▸ **TASK DIRECTIONS**: In full and without alteration, return the records below.

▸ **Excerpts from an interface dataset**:
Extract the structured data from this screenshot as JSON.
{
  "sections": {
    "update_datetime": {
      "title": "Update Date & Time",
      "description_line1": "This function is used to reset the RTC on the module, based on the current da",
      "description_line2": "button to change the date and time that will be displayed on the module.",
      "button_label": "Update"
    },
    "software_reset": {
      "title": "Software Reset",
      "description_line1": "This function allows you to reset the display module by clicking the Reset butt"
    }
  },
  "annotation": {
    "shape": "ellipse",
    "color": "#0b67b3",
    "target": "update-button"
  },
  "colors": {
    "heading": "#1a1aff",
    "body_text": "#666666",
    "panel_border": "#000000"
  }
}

▸ **RESPONSE FOR THIS EXERCISE**:
Extract the structured data from this screenshot as JSON.
{
  "sections": {
    "update_datetime": {
      "title": "Update Date & Time",
      "description_line1": "This function is used to reset the RTC on the module, based on the current da",
      "description_line2": "button to change the date and time that will be displayed on the module.",
      "button_label": "Update"
    },
    "software_reset": {
      "title": "Software Reset",
      "description_line1": "This function allows you to reset the display module by clicking the Reset butt"
    }
  },
  "annotation": {
    "shape": "ellipse",
    "color": "#0b67b3",
    "target": "update-button"
  },
  "colors": {
    "heading": "#1a1aff",
    "body_text": "#666666",
    "panel_border": "#000000"
  }
}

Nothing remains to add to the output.